My landlord has just gone through bankruptcy and all of a sudden our water was shut off. I contacted the company and they said I’d have to pay the past 3 months' bills before the water can be turned on. The problem is that according to the rental agreement, the landlord pays for water, so the account is under my landlord's name. What should I do?
It’s not unusual for tenants to suffer when their landlords fall on hard economic times. Maintenance goes down, the rent may go up, and often the downward spiral ends with the tenant moving out. Failing to pay the water bill is an extreme example of cutting corners.
Many states have addressed this difficult situation, by setting up a system whereby innocent tenants don’t have to pay for their landlords’ mistakes. California recently passed such a law; since July 1, 2010, utilities that supply residential rental properties must give the residents a ten-day notice of their landlords’ arrears and the company’s intent to stop service. The notice must tell tenants that they have the right to become customers, without having to pay the past due amounts. Tenants may deduct the periodic payments from the rent. Ca. Public Utilities Code § 777.
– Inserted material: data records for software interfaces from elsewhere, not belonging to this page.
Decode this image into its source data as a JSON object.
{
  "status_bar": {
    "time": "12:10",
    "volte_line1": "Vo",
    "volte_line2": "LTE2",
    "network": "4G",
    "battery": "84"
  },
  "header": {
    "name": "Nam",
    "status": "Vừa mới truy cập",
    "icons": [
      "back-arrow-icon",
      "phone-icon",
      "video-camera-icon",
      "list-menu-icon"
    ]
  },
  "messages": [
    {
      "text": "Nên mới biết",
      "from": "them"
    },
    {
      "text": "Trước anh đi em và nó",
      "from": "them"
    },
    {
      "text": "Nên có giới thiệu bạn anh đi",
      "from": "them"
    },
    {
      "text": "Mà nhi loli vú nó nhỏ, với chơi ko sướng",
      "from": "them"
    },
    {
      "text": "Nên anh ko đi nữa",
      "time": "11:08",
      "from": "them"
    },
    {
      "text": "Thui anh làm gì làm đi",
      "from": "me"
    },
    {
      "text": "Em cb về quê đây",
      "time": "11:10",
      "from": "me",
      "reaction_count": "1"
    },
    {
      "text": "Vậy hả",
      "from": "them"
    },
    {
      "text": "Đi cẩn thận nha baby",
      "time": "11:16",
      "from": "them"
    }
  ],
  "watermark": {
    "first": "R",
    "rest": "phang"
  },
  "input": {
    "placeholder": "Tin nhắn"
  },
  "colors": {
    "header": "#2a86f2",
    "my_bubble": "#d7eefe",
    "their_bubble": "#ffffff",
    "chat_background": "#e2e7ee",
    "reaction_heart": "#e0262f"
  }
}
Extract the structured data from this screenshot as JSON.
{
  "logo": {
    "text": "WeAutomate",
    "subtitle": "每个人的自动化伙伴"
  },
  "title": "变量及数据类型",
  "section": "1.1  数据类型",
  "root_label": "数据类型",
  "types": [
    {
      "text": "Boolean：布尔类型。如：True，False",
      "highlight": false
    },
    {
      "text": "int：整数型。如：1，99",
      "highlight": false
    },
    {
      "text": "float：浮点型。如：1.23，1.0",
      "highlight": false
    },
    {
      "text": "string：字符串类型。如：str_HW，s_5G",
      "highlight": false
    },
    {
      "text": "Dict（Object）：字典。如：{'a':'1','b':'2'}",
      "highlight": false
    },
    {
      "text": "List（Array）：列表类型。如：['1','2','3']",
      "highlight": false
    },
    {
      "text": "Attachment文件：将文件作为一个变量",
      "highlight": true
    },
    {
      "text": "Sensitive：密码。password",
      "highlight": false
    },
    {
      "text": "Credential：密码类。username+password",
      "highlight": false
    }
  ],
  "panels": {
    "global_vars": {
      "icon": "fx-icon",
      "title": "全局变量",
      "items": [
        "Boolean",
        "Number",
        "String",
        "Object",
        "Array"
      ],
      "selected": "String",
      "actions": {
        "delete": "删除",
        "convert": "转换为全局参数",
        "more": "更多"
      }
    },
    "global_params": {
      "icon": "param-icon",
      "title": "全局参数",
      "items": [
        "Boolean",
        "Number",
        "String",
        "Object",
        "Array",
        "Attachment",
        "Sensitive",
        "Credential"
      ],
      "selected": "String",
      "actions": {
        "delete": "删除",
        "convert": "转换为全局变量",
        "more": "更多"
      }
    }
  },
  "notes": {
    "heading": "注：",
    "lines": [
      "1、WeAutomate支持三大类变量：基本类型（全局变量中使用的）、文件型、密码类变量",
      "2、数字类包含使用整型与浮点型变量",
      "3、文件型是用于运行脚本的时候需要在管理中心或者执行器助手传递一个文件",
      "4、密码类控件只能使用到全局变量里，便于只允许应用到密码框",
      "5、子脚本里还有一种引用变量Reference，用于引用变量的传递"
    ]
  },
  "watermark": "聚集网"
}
If your landlord filed for Chapter 7 bankruptcy, in which many past debts are wiped out, the water company may not even stand a chance of getting paid. But that’s of no concern to you. If you’re lucky, your state will have a system like California’s that allows tenants to obtain the services their rent is supposedly paying for.